So they pay to get links. And while they may get the links they ordered, it doesn’t necessarily help their sites at all, and could certainly hurt. Try proving that it did hurt, however, as a marketer who is only a novice SEO. When a site’s SERP rank drops, a powerful argument could be made to double down on industrial-grade link building, as opposed to abandoning it. Give my sympathies to your marketing dollars as they kamikaze themselves at these link building outfits.
What to do? What to do? Here’s what you do:
Stop Guest Blogging Now If…
- You don’t care about your content or whether anyone reads it.
- You have no idea what’s being written on your behalf or where it’s going.
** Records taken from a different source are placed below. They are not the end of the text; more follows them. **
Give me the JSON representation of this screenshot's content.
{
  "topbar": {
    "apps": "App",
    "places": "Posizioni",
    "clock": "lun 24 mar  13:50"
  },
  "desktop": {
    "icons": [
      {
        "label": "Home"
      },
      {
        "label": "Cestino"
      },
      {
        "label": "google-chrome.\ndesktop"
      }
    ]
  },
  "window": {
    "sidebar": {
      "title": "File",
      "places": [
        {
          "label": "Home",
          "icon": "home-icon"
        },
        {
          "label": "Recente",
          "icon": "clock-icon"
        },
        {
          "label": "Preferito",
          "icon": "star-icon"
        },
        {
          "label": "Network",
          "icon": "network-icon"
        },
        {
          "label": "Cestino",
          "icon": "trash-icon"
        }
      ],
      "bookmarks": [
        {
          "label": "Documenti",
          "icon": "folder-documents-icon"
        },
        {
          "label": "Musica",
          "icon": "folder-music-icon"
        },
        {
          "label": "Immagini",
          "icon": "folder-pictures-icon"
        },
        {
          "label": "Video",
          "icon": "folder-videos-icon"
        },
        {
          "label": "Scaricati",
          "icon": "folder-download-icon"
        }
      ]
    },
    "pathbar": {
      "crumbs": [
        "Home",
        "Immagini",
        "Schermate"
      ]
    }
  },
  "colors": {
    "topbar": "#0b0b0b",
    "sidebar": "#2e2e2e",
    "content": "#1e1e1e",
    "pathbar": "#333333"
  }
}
- The target site you’re trying to market isn’t actually worth the links.
- Gaming SEO tactics is the only way you get anyone to your site.
- You obsess over details like anchor text and link placement to cover your tracks.
Continue Guest Blogging If…
- You work hard to share good ideas with readers.
- You respect the publishers who are open to sharing your content.
- Your target site is something consumers would be happy to find.
- SEO is just one source of traffic to your site.
- Your links are from reputable, relevant sites; you’re more concerned about reaching an audience, than about anchor text and linking details.
And Just to Make It Really Easy for You…
As a brand marketer, would you be willing to tell Matt Cutts what you do to market your site? If so, your SEO is likely as pure as newly fallen snow. If not, take a look at your tactics and ask yourself some hard questions about whether your marketing strategy is sustainable. You certainly shouldn’t expect that producing good content will somehow get you found all by itself– being passive about your marketing is not good business– but promoting your site shouldn’t require guerrilla tactics.
The choices you make to actively promote your content, your site and your products do not need to conflict with Google’s desire to serve up the best content for it’s users. Matt Cutts himself has said that any time you attempt to add value to the internet, you’re doing the right thing.
Be a Good Steward of Your Content Ecosystem
When readers go online, they expect to find something worthwhile. Search engines, premium publishers and every smart content marketer is trying to give it to them. Don’t treat your content like throw away SEO spam of yore. There is no use in filling pages with words anymore. It doesn’t work.
Sustainable content marketing is about more than just writing quality stuff, however. It’s about respecting your audience, your peers, and the publishers who help you share your message. Think of it like an ecosystem. To help it provide for you over the long term, you must be a good steward of your content environment.
If you come to Content Blvd as a brand, expect some tough love. We don’t care that you want to pay us– we care that your content is good.
And if you come to Content Blvd as a blog publisher, expect some scrutiny. We don’t care that you’ll publish any and all articles– we care that your site matters to real readers.
In the long run, only the best content can win. In the meantime, we’ll be gobbling up spam content, so our great publishers (and Google) don’t have to.
Image credit: Giphy.com